Recorded data
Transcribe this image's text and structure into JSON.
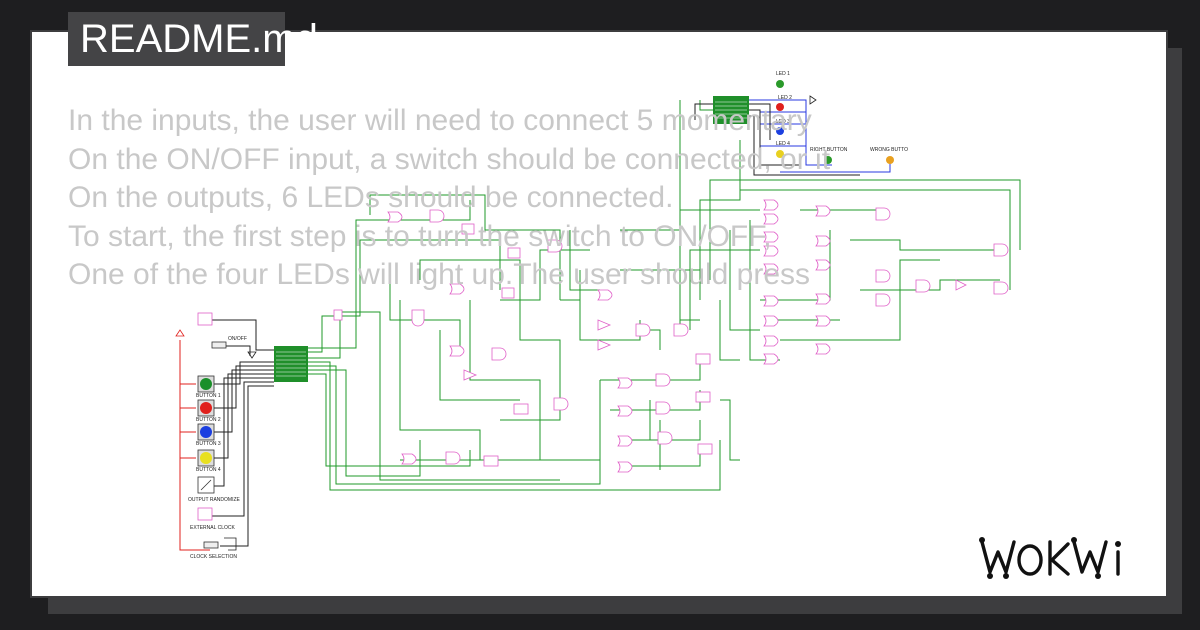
{
  "file_tab": {
    "title": "README.md"
  },
  "description": {
    "lines": [
      "In the inputs, the user will need to connect 5 momentary",
      "On the ON/OFF input, a switch should be connected, or it",
      "On the outputs, 6 LEDs should be connected.",
      "To start, the first step is to turn the switch to ON/OFF,",
      "One of the four LEDs will light up.The user should press"
    ]
  },
  "inputs": {
    "onoff_label": "ON/OFF",
    "buttons": [
      {
        "label": "BUTTON 1",
        "color": "#1a8f2a"
      },
      {
        "label": "BUTTON 2",
        "color": "#e0201c"
      },
      {
        "label": "BUTTON 3",
        "color": "#1c3fe0"
      },
      {
        "label": "BUTTON 4",
        "color": "#e8e020"
      }
    ],
    "randomize_label": "OUTPUT RANDOMIZE",
    "clock_label": "EXTERNAL CLOCK",
    "clock_selection_label": "CLOCK SELECTION"
  },
  "outputs": {
    "leds": [
      {
        "label": "LED 1",
        "color": "#2a9a2a"
      },
      {
        "label": "LED 2",
        "color": "#e0201c"
      },
      {
        "label": "LED 3",
        "color": "#1c3fe0"
      },
      {
        "label": "LED 4",
        "color": "#e8d020"
      }
    ],
    "right_button_label": "RIGHT BUTTON",
    "wrong_button_label": "WRONG BUTTO"
  },
  "colors": {
    "wire_green": "#1f9a2a",
    "wire_red": "#e0201c",
    "wire_blue": "#2a3ae0",
    "wire_black": "#222222",
    "gate": "#e060c8",
    "chip": "#1f8f2a"
  },
  "brand": {
    "logo_text": "WOKWi"
  }
}
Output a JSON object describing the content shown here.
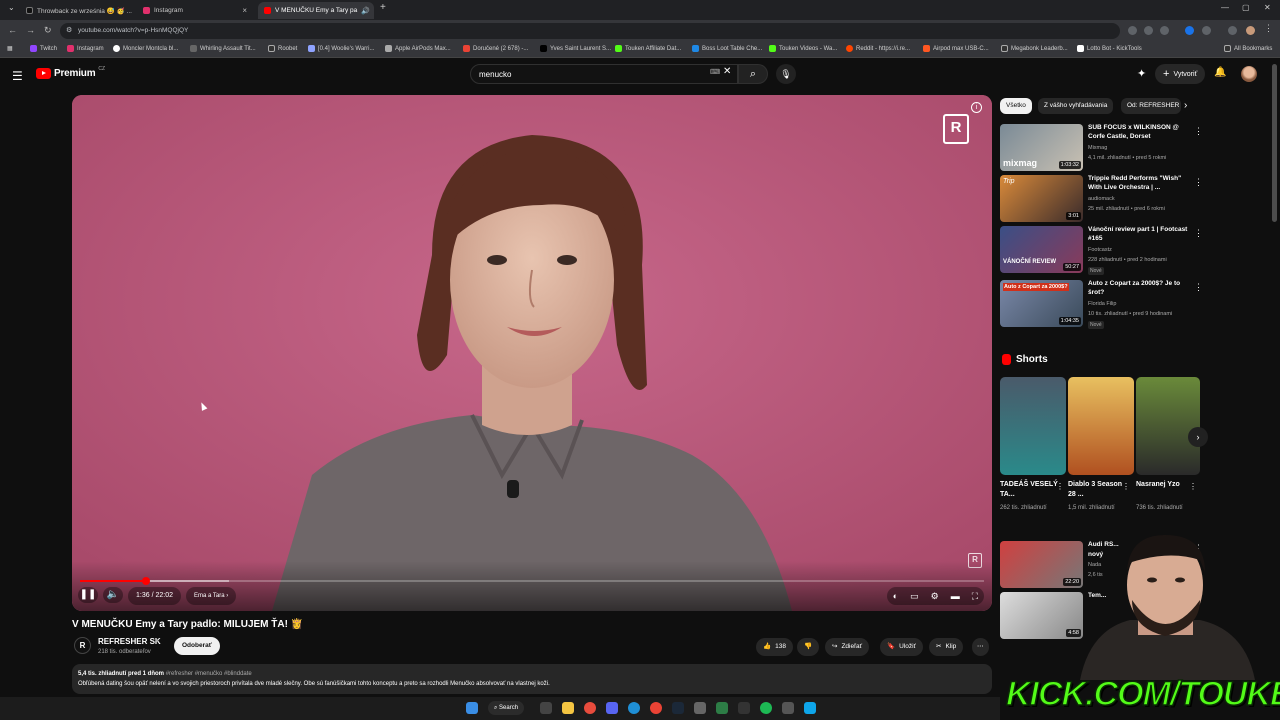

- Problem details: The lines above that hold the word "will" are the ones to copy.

- Reply to the task:
      "In the inputs, the user will need to connect 5 momentary",
      "One of the four LEDs will light up.The user should press"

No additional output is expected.